Researchers have found inflammation linked to the painful joint condition plays an important role in triggering Alzheimer's, the deadly brain disease.
The inflammation boosts production of toxic cells in the brain called plaques.
Now, experts believe drugs for arthritis could also be used to treat dementia, the Daily Express reported.
"With this link, we have a new path to potentially identifying and attacking this horrible disease," said leader of the research, Dr Douglas Golenbock from the University of Massachusetts Medical School.
One expert even said the evidence could lead to the "Holy Grail" in the study of the disease.
"As current treatments merely stabilise the condition, finding ways to stop the physical causes building up in the first place is the Holy Grail for researchers," Jess Smith, of the Alzheimer's Society, said.
"We've known for years that the plaques associated with Alzheimer's were surrounded by microglia, the resident immune cell of the central nervous system.
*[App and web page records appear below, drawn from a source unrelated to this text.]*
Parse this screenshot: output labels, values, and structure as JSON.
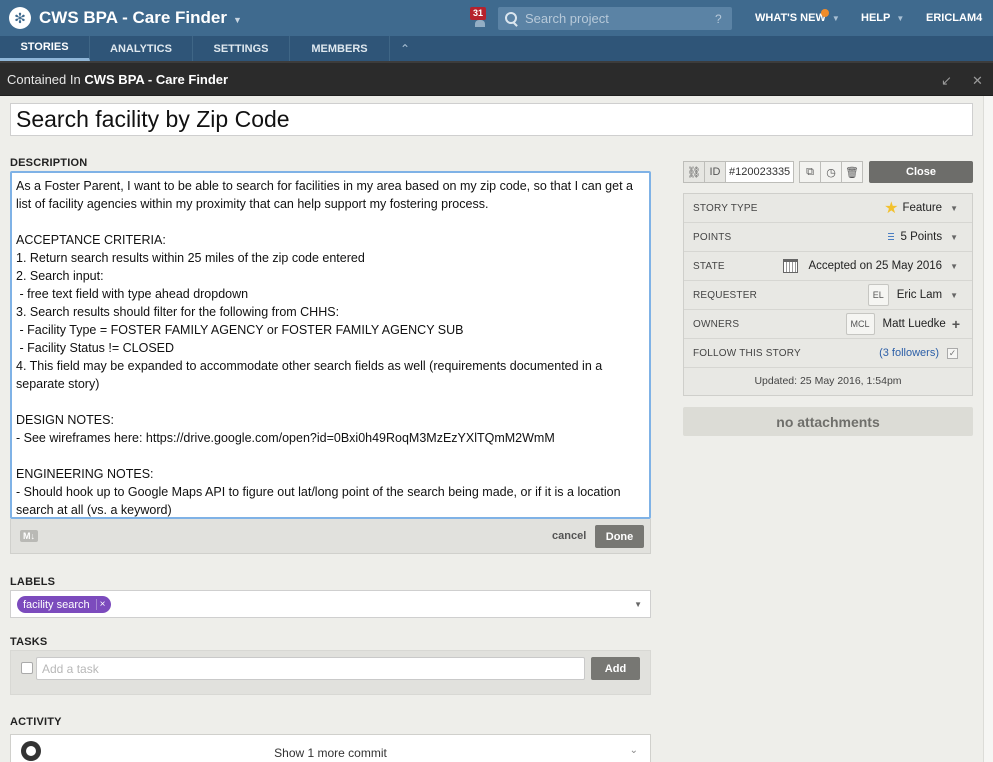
{
  "header": {
    "project_title": "CWS BPA - Care Finder",
    "notification_count": "31",
    "search_placeholder": "Search project",
    "search_help": "?",
    "whats_new": "WHAT'S NEW",
    "help": "HELP",
    "user": "ERICLAM4"
  },
  "nav": {
    "tabs": [
      {
        "label": "STORIES"
      },
      {
        "label": "ANALYTICS"
      },
      {
        "label": "SETTINGS"
      },
      {
        "label": "MEMBERS"
      }
    ],
    "collapse_icon": "double-chevron-up"
  },
  "contained": {
    "prefix": "Contained In",
    "project": "CWS BPA - Care Finder"
  },
  "story": {
    "title": "Search facility by Zip Code",
    "description_label": "DESCRIPTION",
    "description": "As a Foster Parent, I want to be able to search for facilities in my area based on my zip code, so that I can get a list of facility agencies within my proximity that can help support my fostering process.\n\nACCEPTANCE CRITERIA:\n1. Return search results within 25 miles of the zip code entered\n2. Search input:\n - free text field with type ahead dropdown\n3. Search results should filter for the following from CHHS:\n - Facility Type = FOSTER FAMILY AGENCY or FOSTER FAMILY AGENCY SUB\n - Facility Status != CLOSED\n4. This field may be expanded to accommodate other search fields as well (requirements documented in a separate story)\n\nDESIGN NOTES:\n- See wireframes here: https://drive.google.com/open?id=0Bxi0h49RoqM3MzEzYXlTQmM2WmM\n\nENGINEERING NOTES:\n- Should hook up to Google Maps API to figure out lat/long point of the search being made, or if it is a location search at all (vs. a keyword)",
    "markdown_badge": "M↓",
    "cancel": "cancel",
    "done": "Done",
    "labels_label": "LABELS",
    "labels": [
      {
        "text": "facility search",
        "color": "#7c4bbd"
      }
    ],
    "tasks_label": "TASKS",
    "task_placeholder": "Add a task",
    "add": "Add",
    "activity_label": "ACTIVITY",
    "show_commit": "Show 1 more commit"
  },
  "sidebar": {
    "id_label": "ID",
    "id_value": "#120023335",
    "close": "Close",
    "rows": {
      "story_type": {
        "label": "STORY TYPE",
        "value": "Feature"
      },
      "points": {
        "label": "POINTS",
        "value": "5 Points"
      },
      "state": {
        "label": "STATE",
        "value": "Accepted on 25 May 2016"
      },
      "requester": {
        "label": "REQUESTER",
        "initials": "EL",
        "value": "Eric Lam"
      },
      "owners": {
        "label": "OWNERS",
        "initials": "MCL",
        "value": "Matt Luedke"
      },
      "follow": {
        "label": "FOLLOW THIS STORY",
        "value": "(3 followers)"
      }
    },
    "updated": "Updated: 25 May 2016, 1:54pm",
    "attachments": "no attachments"
  },
  "colors": {
    "header_blue": "#3f6a8e",
    "nav_blue": "#2f5578",
    "label_purple": "#7c4bbd",
    "notification_red": "#b6222d",
    "star_yellow": "#f2c12e"
  }
}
What we didn't know was what role, if any, inflammation played in the progression of the disease," Golenbock said.
The study found that an immune process in the body sparks the production of a protein called interleukin-1 beta (IL-1B).
This protein is involved in the body's defence against infection and has also been pinpointed as a drug target for rheumatoid arthritis - which occurs when the immune system attacks joints, causing pain and inflammation.
The study, published in the journal Nature, points to the possibility that drugs that disrupt the production of IL-1B, such as those for rheumatoid arthritis, may also benefit Alzheimer's patients.
Previously, brain inflammation in Alzheimer's sufferers was thought to be a side effect. But increasing scientific evidence suggests that it might be a primary cause, raising the possibility of fighting Alzheimer's with common anti-inflammatories such as aspirin and ibuprofen.
"The findings are still at an early stage but research into inflammation in Alzheimer's is an important area for the future," Dr Simon Ridley, of Alzheimer's Research UK, said.